On Holocaust Remembrance Day we Jews honor the memory of six million of our brethren, men, women and children who were brutally tortured and annihilated in prewar and wartime Europe. Rabbi Lawrence A. Hoffman, in his Sabbath Week column, “Blowing In The Wind” (April 26), has drawn an ill-conceived equivalency between what happened then and what is taking place on our southern border today. Those comparisons, too often made, trivialize and distort our own tragic history.
No group within Guatemala, Honduras or Nicaragua, difficult as conditions may be, has been targeted for death in a way that Jews were targeted in the 1930s and ’40s.
“Children on our borders are dangling in the wind,” Rabbi Hoffman writes. Images of children dragged across miles of treacherous terrain are heart-wrenching and painful to see, but many of these children are pawns, forcibly participating in a drama of corruption, their well-being and welfare ignored by unscrupulous adults. They are powerless, unwitting players in a tragedy that our overwhelmed and broken immigration system has helped to create. Until and unless our government sends a clear message that admission to the U.S. will be based strictly on adherence to law, these children will remain victims.
Rabbi Hoffman insists that we have moral obligations. That is undeniable, but let’s place the focus where it belongs. Let’s first provide for those who live within our own country’s borders, citizens whose needs are equally as pressing — homelessness in city streets, crime, the drug epidemic, issues like healthcare, unemployment. Efforts to address these problems may not be as politically expedient or as dramatic in their appeal as is the image of an outstretched arm welcoming untold numbers of strangers, but it is a moral obligation that is at least as compelling. Attention must be paid.
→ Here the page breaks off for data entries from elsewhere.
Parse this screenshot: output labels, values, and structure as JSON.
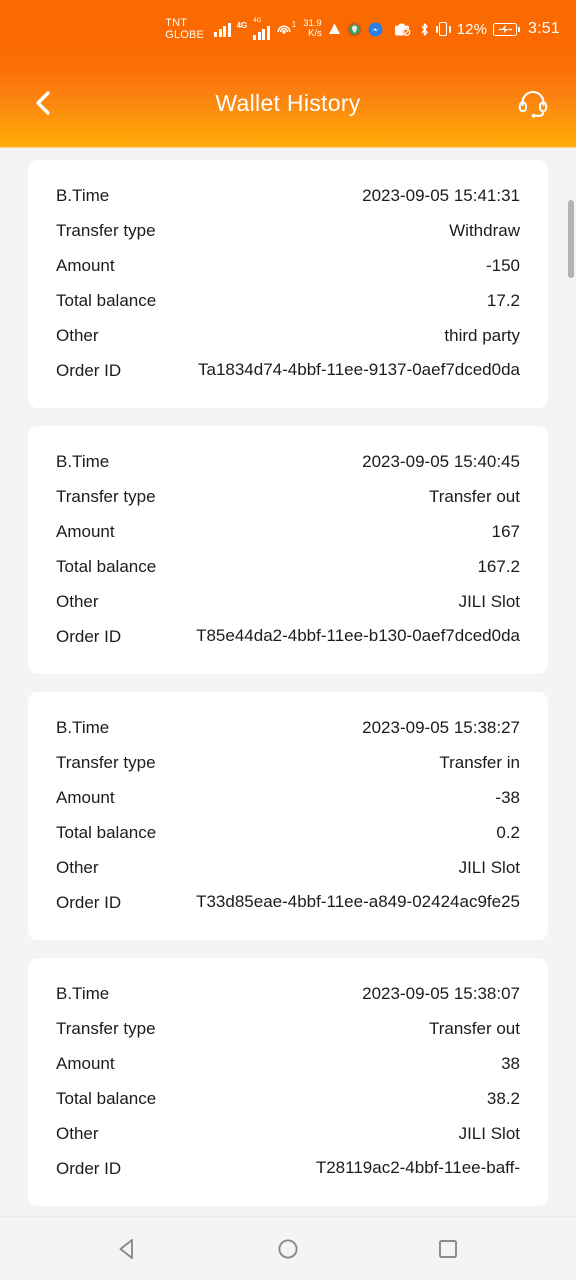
{
  "status_bar": {
    "carrier": "TNT\nGLOBE",
    "network_label": "4G",
    "network_sup": "+",
    "network_sub": "4G",
    "hotspot_badge": "1",
    "data_speed_value": "31.9",
    "data_speed_unit": "K/s",
    "battery_percent": "12%",
    "clock": "3:51",
    "icons": [
      "signal-bars-icon",
      "4g-plus-icon",
      "signal-bars-2-icon",
      "hotspot-icon",
      "data-speed-icon",
      "alarm-icon",
      "location-icon",
      "messenger-icon",
      "no-photo-icon",
      "bluetooth-icon",
      "vibrate-icon",
      "battery-charging-icon"
    ]
  },
  "header": {
    "title": "Wallet History",
    "back_icon": "chevron-left-icon",
    "support_icon": "headset-icon"
  },
  "labels": {
    "b_time": "B.Time",
    "transfer_type": "Transfer type",
    "amount": "Amount",
    "total_balance": "Total balance",
    "other": "Other",
    "order_id": "Order ID"
  },
  "transactions": [
    {
      "b_time": "2023-09-05 15:41:31",
      "transfer_type": "Withdraw",
      "amount": "-150",
      "total_balance": "17.2",
      "other": "third party",
      "order_id": "Ta1834d74-4bbf-11ee-9137-0aef7dced0da"
    },
    {
      "b_time": "2023-09-05 15:40:45",
      "transfer_type": "Transfer out",
      "amount": "167",
      "total_balance": "167.2",
      "other": "JILI Slot",
      "order_id": "T85e44da2-4bbf-11ee-b130-0aef7dced0da"
    },
    {
      "b_time": "2023-09-05 15:38:27",
      "transfer_type": "Transfer in",
      "amount": "-38",
      "total_balance": "0.2",
      "other": "JILI Slot",
      "order_id": "T33d85eae-4bbf-11ee-a849-02424ac9fe25"
    },
    {
      "b_time": "2023-09-05 15:38:07",
      "transfer_type": "Transfer out",
      "amount": "38",
      "total_balance": "38.2",
      "other": "JILI Slot",
      "order_id": "T28119ac2-4bbf-11ee-baff-"
    }
  ],
  "bottom_nav": {
    "back": "back-triangle-icon",
    "home": "home-circle-icon",
    "recents": "recents-square-icon"
  },
  "colors": {
    "header_top": "#fb6a00",
    "header_bottom": "#ffaa09",
    "page_bg": "#f4f4f6",
    "card_bg": "#ffffff",
    "text": "#1c1c1c",
    "scrollbar": "#b3b3b3"
  }
}
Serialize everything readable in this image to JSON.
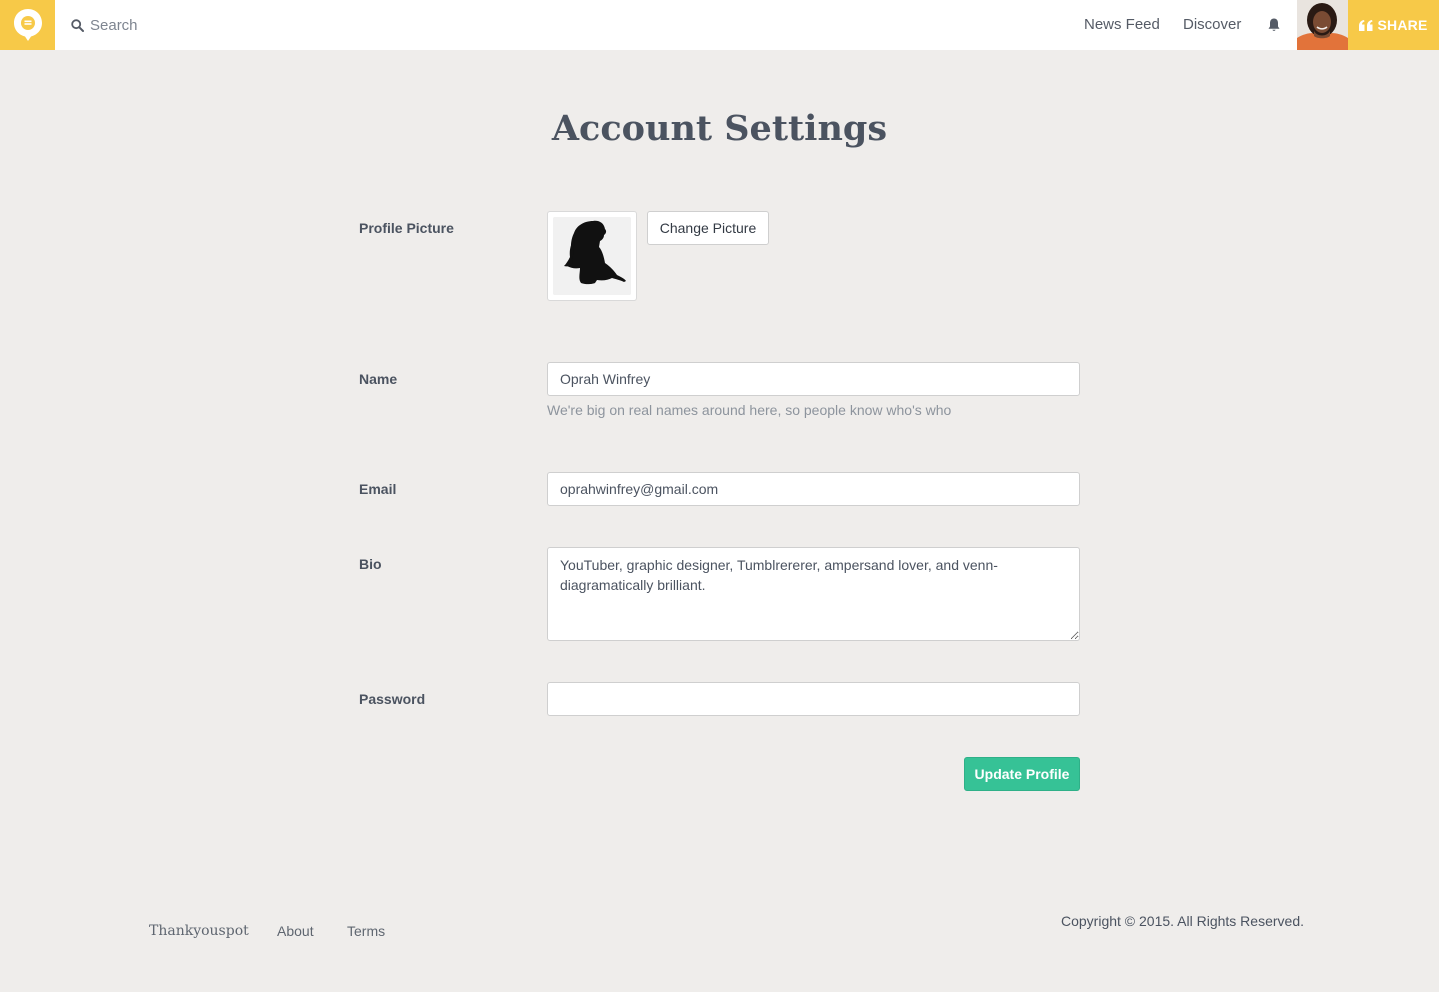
{
  "nav": {
    "search_placeholder": "Search",
    "links": [
      "News Feed",
      "Discover"
    ],
    "notification_icon": "bell-icon",
    "share_label": "SHARE",
    "share_icon": "quote-icon",
    "brand_color": "#f7c948"
  },
  "page": {
    "title": "Account Settings"
  },
  "form": {
    "profile_picture_label": "Profile Picture",
    "change_picture_label": "Change Picture",
    "name_label": "Name",
    "name_value": "Oprah Winfrey",
    "name_help": "We're big on real names around here, so people know who's who",
    "email_label": "Email",
    "email_value": "oprahwinfrey@gmail.com",
    "bio_label": "Bio",
    "bio_value": "YouTuber, graphic designer, Tumblrererer, ampersand lover, and venn-diagramatically brilliant.",
    "password_label": "Password",
    "password_value": "",
    "submit_label": "Update Profile",
    "submit_color": "#36c296"
  },
  "footer": {
    "links": [
      "Thankyouspot",
      "About",
      "Terms"
    ],
    "copyright": "Copyright © 2015. All Rights Reserved."
  }
}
It is time that those who serve in government prioritize their concerns and focus their efforts on serving the best interests of those whom they have been elected to represent. Until that happens, words of compassion, no matter how lyrically and lovingly expressed, no matter how well-meaning, cannot be seen as anything other than aimless thoughts that are simply, to borrow Rabbi Hoffman’s phrase, “blowing in the wind.”